Finally, approximately two months after the flood, the enormous locomotive was suspended mid-air by cranes and cables while workmen laid new track beneath it; a highly dangerous endeavor. The track that had been laid beneath it was then connected to the newly laid track on the front and rear of the crippled engine. More time was spent in removing mud and sand from #3834 and then, at last, the once lost engine was taken from its burial site near Keene and transported to the Santa Fe yard in Bakersfield. Its light and bell remained missing.
Some six months later, after the tracks from Bakersfield to Tehachapi had been repaired and replaced, the passenger and freight trains began rolling again between Bakersfield and the desert, much to the relief of the general public, which at that time depended on trains for travel as well as shipping.
The resurrected Santa Fe engine was later brought through Tehachapi on its way back to the factory in Illinois to be repaired. The repairs required over two years and after it was accomplished, the Atchison Topeka and the Santa Fe Railroad advertised the date it would be traveling through the Tehachapi area. On that day many curious citizens turned out to see the veteran of the recent catastrophe. All present cheered and waved as they watched Number 3834 go by ringing its new bell as it passed through.

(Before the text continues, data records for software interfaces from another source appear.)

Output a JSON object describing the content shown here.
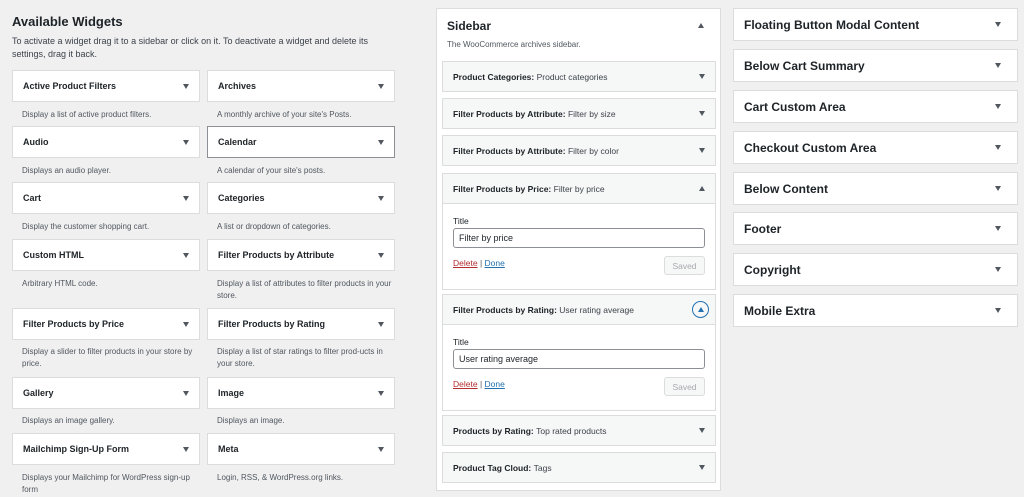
{
  "available": {
    "title": "Available Widgets",
    "description": "To activate a widget drag it to a sidebar or click on it. To deactivate a widget and delete its settings, drag it back.",
    "widgets": [
      {
        "name": "Active Product Filters",
        "desc": "Display a list of active product filters."
      },
      {
        "name": "Archives",
        "desc": "A monthly archive of your site's Posts."
      },
      {
        "name": "Audio",
        "desc": "Displays an audio player."
      },
      {
        "name": "Calendar",
        "desc": "A calendar of your site's posts."
      },
      {
        "name": "Cart",
        "desc": "Display the customer shopping cart."
      },
      {
        "name": "Categories",
        "desc": "A list or dropdown of categories."
      },
      {
        "name": "Custom HTML",
        "desc": "Arbitrary HTML code."
      },
      {
        "name": "Filter Products by Attribute",
        "desc": "Display a list of attributes to filter products in your store."
      },
      {
        "name": "Filter Products by Price",
        "desc": "Display a slider to filter products in your store by price."
      },
      {
        "name": "Filter Products by Rating",
        "desc": "Display a list of star ratings to filter prod-ucts in your store."
      },
      {
        "name": "Gallery",
        "desc": "Displays an image gallery."
      },
      {
        "name": "Image",
        "desc": "Displays an image."
      },
      {
        "name": "Mailchimp Sign-Up Form",
        "desc": "Displays your Mailchimp for WordPress sign-up form"
      },
      {
        "name": "Meta",
        "desc": "Login, RSS, & WordPress.org links."
      }
    ]
  },
  "sidebar": {
    "title": "Sidebar",
    "description": "The WooCommerce archives sidebar.",
    "widgets": [
      {
        "name": "Product Categories:",
        "sub": "Product categories"
      },
      {
        "name": "Filter Products by Attribute:",
        "sub": "Filter by size"
      },
      {
        "name": "Filter Products by Attribute:",
        "sub": "Filter by color"
      },
      {
        "name": "Filter Products by Price:",
        "sub": "Filter by price"
      },
      {
        "name": "Filter Products by Rating:",
        "sub": "User rating average"
      },
      {
        "name": "Products by Rating:",
        "sub": "Top rated products"
      },
      {
        "name": "Product Tag Cloud:",
        "sub": "Tags"
      }
    ],
    "forms": [
      {
        "title_label": "Title",
        "title_value": "Filter by price",
        "delete": "Delete",
        "separator": "|",
        "done": "Done",
        "saved": "Saved"
      },
      {
        "title_label": "Title",
        "title_value": "User rating average",
        "delete": "Delete",
        "separator": "|",
        "done": "Done",
        "saved": "Saved"
      }
    ]
  },
  "areas": [
    "Floating Button Modal Content",
    "Below Cart Summary",
    "Cart Custom Area",
    "Checkout Custom Area",
    "Below Content",
    "Footer",
    "Copyright",
    "Mobile Extra"
  ],
  "colors": {
    "background": "#f0f0f1",
    "link": "#2271b1",
    "delete": "#b32d2e"
  }
}
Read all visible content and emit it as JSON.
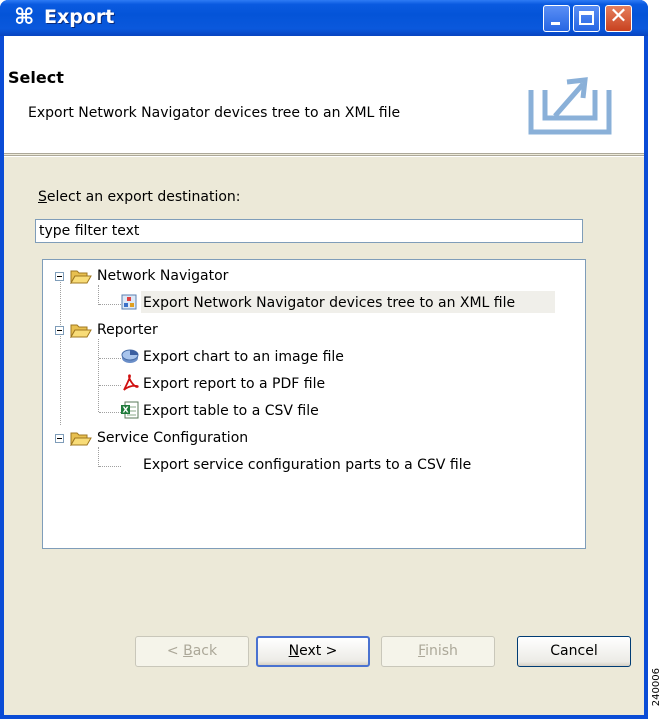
{
  "window": {
    "title": "Export",
    "title_icon": "wizard-icon"
  },
  "header": {
    "title": "Select",
    "description": "Export Network Navigator devices tree to an XML file",
    "icon": "export-wizard-icon"
  },
  "destination": {
    "label_prefix": "S",
    "label_rest": "elect an export destination:",
    "filter_value": "type filter text"
  },
  "tree": {
    "groups": [
      {
        "label": "Network Navigator",
        "expanded": true,
        "items": [
          {
            "label": "Export Network Navigator devices tree to an XML file",
            "icon": "network-navigator-icon",
            "selected": true
          }
        ]
      },
      {
        "label": "Reporter",
        "expanded": true,
        "items": [
          {
            "label": "Export chart to an image file",
            "icon": "chart-icon"
          },
          {
            "label": "Export report to a PDF file",
            "icon": "pdf-icon"
          },
          {
            "label": "Export table to a CSV file",
            "icon": "excel-icon"
          }
        ]
      },
      {
        "label": "Service Configuration",
        "expanded": true,
        "items": [
          {
            "label": "Export service configuration parts to a CSV file",
            "icon": ""
          }
        ]
      }
    ]
  },
  "buttons": {
    "back_prefix": "< ",
    "back_key": "B",
    "back_rest": "ack",
    "next_key": "N",
    "next_rest": "ext >",
    "finish_key": "F",
    "finish_rest": "inish",
    "cancel": "Cancel"
  },
  "side_tag": "240006"
}
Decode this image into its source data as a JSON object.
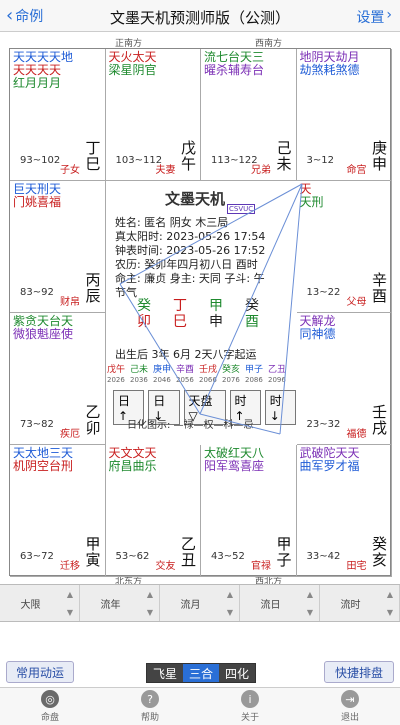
{
  "nav": {
    "back_label": "命例",
    "title": "文墨天机预测师版（公测）",
    "settings_label": "设置"
  },
  "directions": {
    "top_left": "正南方",
    "top_right": "西南方",
    "bottom_center": "北东方",
    "bottom_right": "西北方"
  },
  "cells": [
    {
      "id": "si",
      "stars": [
        "天天天天地",
        "天天天天",
        "红月月月"
      ],
      "age": "93~102",
      "stem": "丁巳",
      "palace": "子女"
    },
    {
      "id": "wu",
      "stars": [
        "天火太天",
        "梁星阴官"
      ],
      "age": "103~112",
      "stem": "戊午",
      "palace": "夫妻"
    },
    {
      "id": "wei",
      "stars": [
        "流七台天三",
        "曜杀辅寿台"
      ],
      "age": "113~122",
      "stem": "己未",
      "palace": "兄弟"
    },
    {
      "id": "shen",
      "stars": [
        "地阴天劫月",
        "劫煞耗煞德"
      ],
      "age": "3~12",
      "stem": "庚申",
      "palace": "命宫"
    },
    {
      "id": "chen",
      "stars": [
        "巨天刑天",
        "门姚喜福"
      ],
      "age": "83~92",
      "stem": "丙辰",
      "palace": "财帛"
    },
    {
      "id": "you",
      "stars": [
        "天",
        "天刑"
      ],
      "age": "13~22",
      "stem": "辛酉",
      "palace": "父母"
    },
    {
      "id": "mao",
      "stars": [
        "紫贪天台天",
        "微狼魁座使"
      ],
      "age": "73~82",
      "stem": "乙卯",
      "palace": "疾厄"
    },
    {
      "id": "xu",
      "stars": [
        "天解龙",
        "同神德"
      ],
      "age": "23~32",
      "stem": "壬戌",
      "palace": "福德"
    },
    {
      "id": "yin",
      "stars": [
        "天太地三天",
        "机阴空台刑"
      ],
      "age": "63~72",
      "stem": "甲寅",
      "palace": "迁移"
    },
    {
      "id": "chou",
      "stars": [
        "天文文天",
        "府昌曲乐"
      ],
      "age": "53~62",
      "stem": "乙丑",
      "palace": "交友"
    },
    {
      "id": "zi",
      "stars": [
        "太破红天八",
        "阳军鸾喜座"
      ],
      "age": "43~52",
      "stem": "甲子",
      "palace": "官禄"
    },
    {
      "id": "hai",
      "stars": [
        "武破陀天天",
        "曲军罗才福"
      ],
      "age": "33~42",
      "stem": "癸亥",
      "palace": "田宅"
    }
  ],
  "center": {
    "title": "文墨天机",
    "badge": "CSVUC",
    "lines": [
      "姓名: 匿名  阴女 木三局",
      "真太阳时: 2023-05-26 17:54",
      "钟表时间: 2023-05-26 17:52",
      "农历: 癸卯年四月初八日 酉时",
      "命主: 廉贞 身主: 天同 子斗: 午"
    ],
    "bazi_label": "节气",
    "bazi": [
      "癸",
      "丁",
      "甲",
      "癸"
    ],
    "bazi2": [
      "卯",
      "巳",
      "申",
      "酉"
    ],
    "luck_line": "出生后 3年 6月 2天八字起运",
    "luck_stems": [
      "戊午",
      "己未",
      "庚申",
      "辛酉",
      "壬戌",
      "癸亥",
      "甲子",
      "乙丑"
    ],
    "luck_years": [
      "2026",
      "2036",
      "2046",
      "2056",
      "2066",
      "2076",
      "2086",
      "2096"
    ],
    "ctrls": [
      "日↑",
      "日↓",
      "天盘▽",
      "时↑",
      "时↓"
    ],
    "sihua": "日化图示: —禄—权—科—忌"
  },
  "selectors": [
    "大限",
    "流年",
    "流月",
    "流日",
    "流时"
  ],
  "buttons": {
    "left": "常用动运",
    "right": "快捷排盘"
  },
  "segments": [
    "飞星",
    "三合",
    "四化"
  ],
  "active_segment": 1,
  "tabs": [
    {
      "label": "命盘",
      "icon": "chart-icon"
    },
    {
      "label": "帮助",
      "icon": "help-icon"
    },
    {
      "label": "关于",
      "icon": "info-icon"
    },
    {
      "label": "退出",
      "icon": "exit-icon"
    }
  ]
}
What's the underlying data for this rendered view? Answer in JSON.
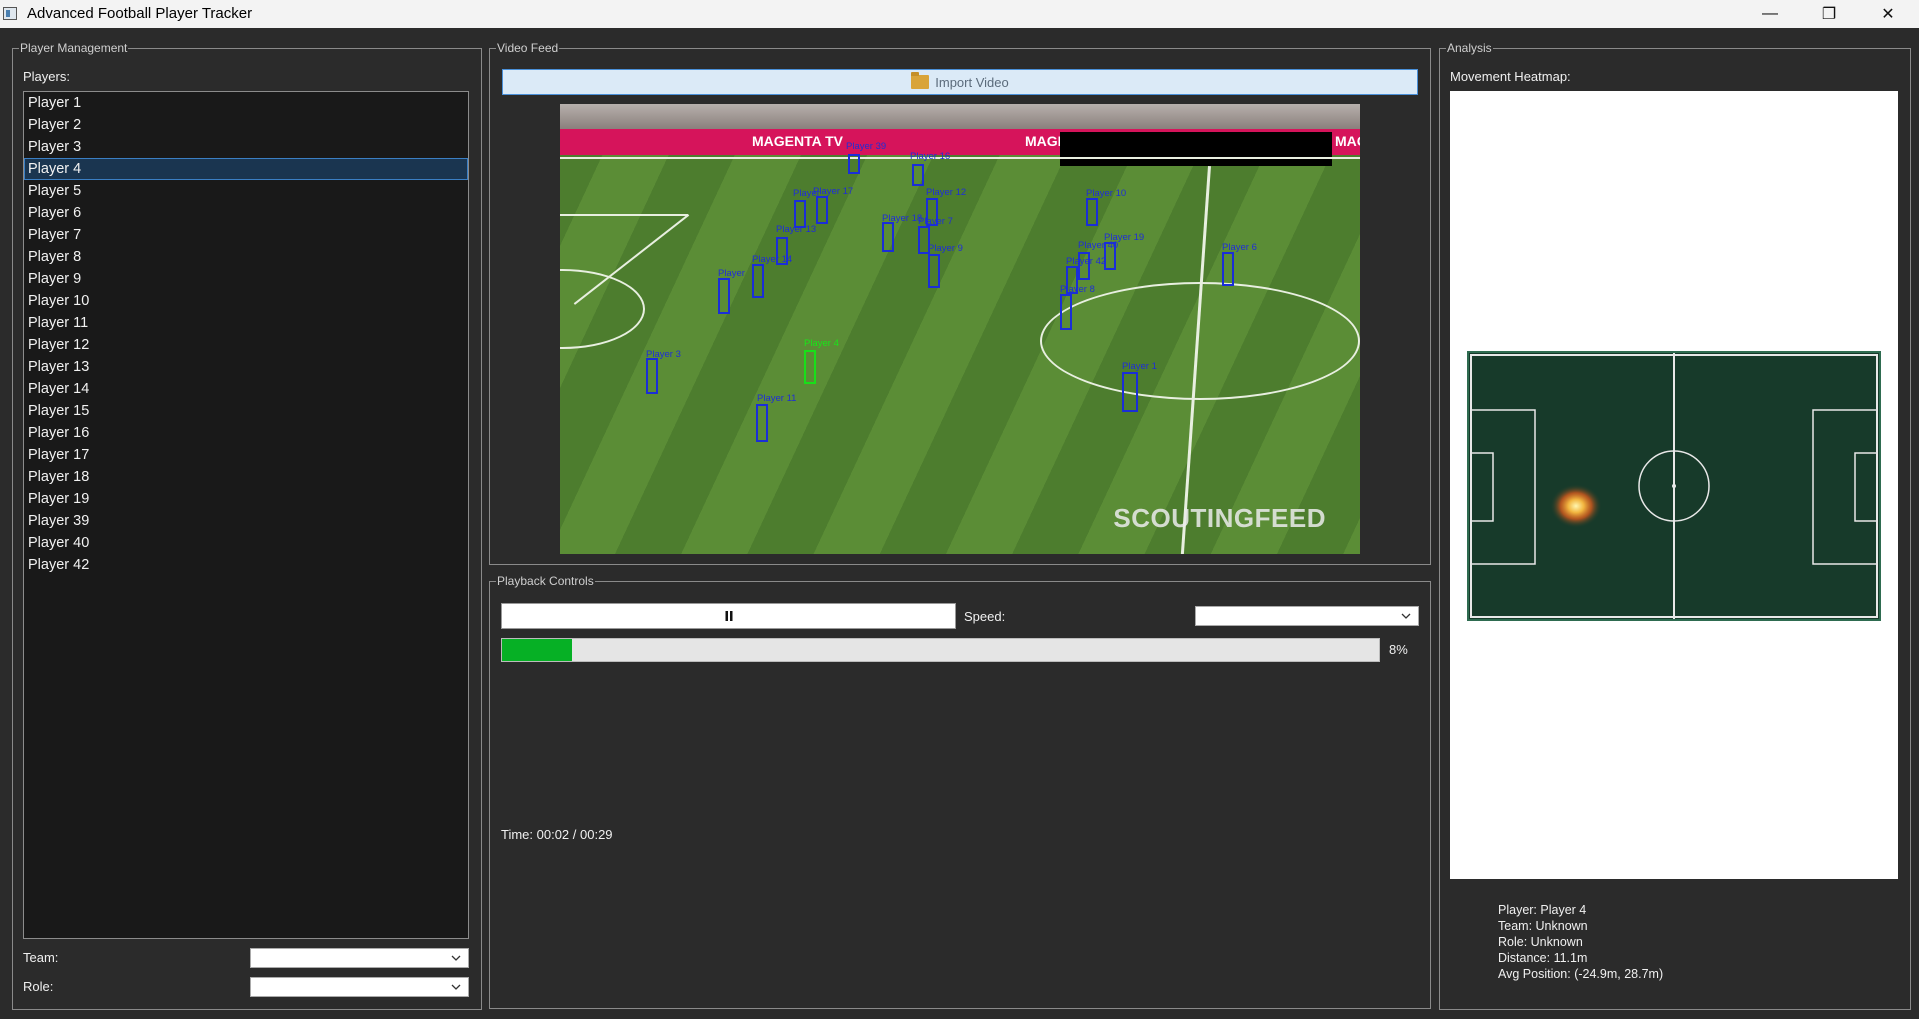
{
  "window": {
    "title": "Advanced Football Player Tracker",
    "minimize_glyph": "—",
    "maximize_glyph": "❐",
    "close_glyph": "✕"
  },
  "player_management": {
    "group_title": "Player Management",
    "players_label": "Players:",
    "players": [
      "Player 1",
      "Player 2",
      "Player 3",
      "Player 4",
      "Player 5",
      "Player 6",
      "Player 7",
      "Player 8",
      "Player 9",
      "Player 10",
      "Player 11",
      "Player 12",
      "Player 13",
      "Player 14",
      "Player 15",
      "Player 16",
      "Player 17",
      "Player 18",
      "Player 19",
      "Player 39",
      "Player 40",
      "Player 42"
    ],
    "selected_player": "Player 4",
    "team_label": "Team:",
    "team_value": "",
    "role_label": "Role:",
    "role_value": ""
  },
  "video_feed": {
    "group_title": "Video Feed",
    "import_button": "Import Video",
    "ad_text": [
      "MAGENTA TV",
      "MAGE",
      "MAG"
    ],
    "watermark": "SCOUTINGFEED",
    "player_tags": [
      {
        "label": "Player 39"
      },
      {
        "label": "Player 16"
      },
      {
        "label": "Player 17"
      },
      {
        "label": "Player"
      },
      {
        "label": "Player 12"
      },
      {
        "label": "Player 10"
      },
      {
        "label": "Player 13"
      },
      {
        "label": "Player 18"
      },
      {
        "label": "Player 7"
      },
      {
        "label": "Player 9"
      },
      {
        "label": "Player 19"
      },
      {
        "label": "Player 40"
      },
      {
        "label": "Player 42"
      },
      {
        "label": "Player 6"
      },
      {
        "label": "Player 14"
      },
      {
        "label": "Player"
      },
      {
        "label": "Player 8"
      },
      {
        "label": "Player 4"
      },
      {
        "label": "Player 3"
      },
      {
        "label": "Player 1"
      },
      {
        "label": "Player 11"
      }
    ]
  },
  "playback": {
    "group_title": "Playback Controls",
    "speed_label": "Speed:",
    "speed_value": "",
    "progress_percent": 8,
    "progress_text": "8%",
    "time_text": "Time: 00:02 / 00:29"
  },
  "analysis": {
    "group_title": "Analysis",
    "heatmap_label": "Movement Heatmap:",
    "info": {
      "player": "Player: Player 4",
      "team": "Team: Unknown",
      "role": "Role: Unknown",
      "distance": "Distance: 11.1m",
      "avg_position": "Avg Position: (-24.9m, 28.7m)"
    }
  },
  "colors": {
    "background": "#2b2b2b",
    "list_background": "#191919",
    "selection": "#1a3550",
    "progress": "#06b025",
    "pitch": "#173a2a",
    "tracking_box": "#1a2ed8",
    "selected_box": "#18e018"
  }
}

Reminiscences of a few local citizens:
Tehachapi lifetime resident, Laura Ramos, who was 12 at the time, recalled sitting on the front porch of her parent's home in the pitch black night; the electricity being out. She was able to glimpse, during flashes of lightening, the rolling, churning waters roaring past her home on G Street (Tehachapi Boulevard) and wondering if it would finally rise high enough to reach where she was.
Bob Freeman, a lad of 14 in 1932, who lived in the old Freeman home on Green Street, said that the flood waters stood 10 inches in his back yard. A flock of pet pigeons he had been raising was soon washed away. The house was not flooded because the "old timers," he said, built them high off the ground in anticipation of any flash floods that might occur.
Mary Watts (Farrell), then, a young fifth grader, and daughter of Margaret and Al Watts said that her father had called from his butcher shop saying he was watching the rising waters flowing down the main street. If they got any higher, he said he would be coming to take them from their home across the tracks, to higher ground. He would also take their neighbor Minnie Mathiesen if it became necessary. To allay any childhood fears, their mother, Margaret, said she'd make them popcorn until she realized her electric popcorn popper wasn't much good with the electricity off. The waters did not rise over the railroad tracks and the little family was safe.
Bud Cummings, direct descendant of the early Cummings Valley settlers, said that he was ready to begin construction of an adobe house the next day but the heavy rain left him with a pile of mud!